Last Sunday Mrs Jarhead and I made the pilgrimage to Augusta to do a little shopping. She likes to visit the Goodwill and I like to stop at the Army/Navy store. Luckily they’re just a couple of streets apart, so what I normally do is drop her off and then drive on over to my happy place. (I’d walk, but the traffic is ridiculous and I don’t feel like getting killed by some inattentive texter.)
Anyway, I wanted to pick up another canteen cup to put in a second BOB and while I was there I found a couple of other really cool items. First, I found a one quart arctic canteen with a matching canteen cup, which is really important with the time of year we’re heading into – at least here in Maine. More about the canteen later.
Military Sleeping Bag
The next item I found was a military grade sleeping bag liner for just $39.95! This is a sleeping bag unto itself and it’s good down to about ten degrees. This is part of a sleep system that can be used in different configurations. The whole thing is about $150 and if it’s as warm as the older style bags I used when I was on active duty I can assure you from first-hand experience that you will stay warm in temperatures down to –40 degrees. I spent a couple of weeks in Minnesota and then a month sleeping outside in Norway (the country) and never got cold while I was in that bag. The reviews indicate that it’s a very warm bag and it comes with a bivy. I’ve got about five sleeping bags, but I’m sorely tempted to dish out the cash for this sytem.
The Arctic Canteen
I’ve never used one of these canteens and I’m looking forward to giving it a try. If I remember correctly in my early days of cold weather training we used the standard plastic canteens, which froze up like rocks no matter what we did.
A couple of quick notes about this canteen… instead of a screw cap it’s got a cap that plugs in instead. The cap is plastic and where it plugs in is made from rubber, which will ensure that your lips don’t stick to the canteen (I hate it when that happens) and that the cap won’t freeze to the metal of the canteen itself.
The only downside I can see so far is that it’s heavy, but winter gear tends to be that way. Suck it up!
I won’t go into much detail now because I haven’t had a chance to test these items in field conditions yet, but as soon as I do I’ll let you know how they worked out.
If you have experience with this canteen please leave a comment below. I’ve got a cold weather case for a Nalgene bottle, but when the temp drops below ten degrees or so it starts to freeze up if you let it sit for awhile.
Thoughts About Gear
Military grade gear tends to run heavier than the ultra-light high tech expensive gear you can buy at the trendy outdoor stores, which is important if your bug-out plan involves a long hike, but there are several advantages to using it:

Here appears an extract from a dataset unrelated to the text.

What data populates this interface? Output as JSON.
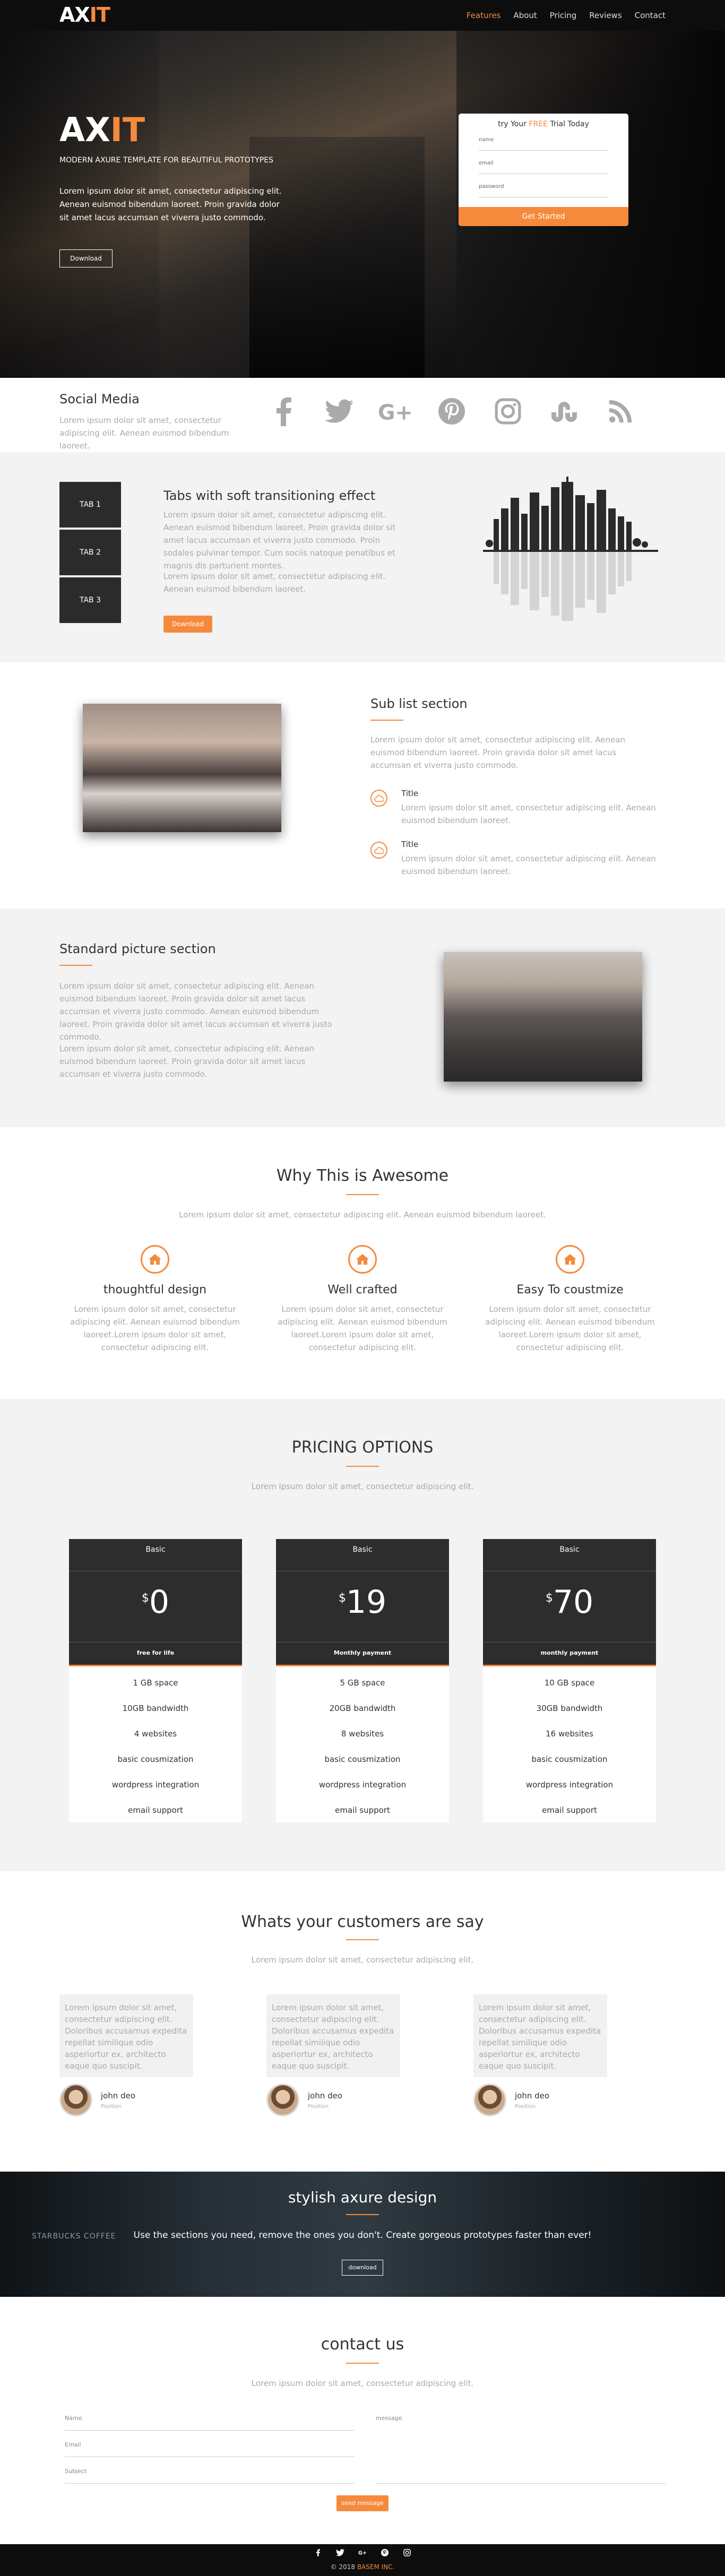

First, it’s been tested under some of the harshest climates in the world and it’s proven to work. If it doesn’t pass muster it doesn’t get used.
Second, it’s usually a lot cheaper than the trendy gear. Don’t get me wrong, I have no problem with the trendy stores and high-tech gear. With some of my winter hobbies I need the lightest stuff I can get, but I pay the price for it!
And third, you can buy most of what you need for a bug-out bag in one place. No traveling from store to store as long as your local Army/Navy is fairly well stocked.
Did I mention it’s cheaper?
Have you ever shopped at an Army/Navy store?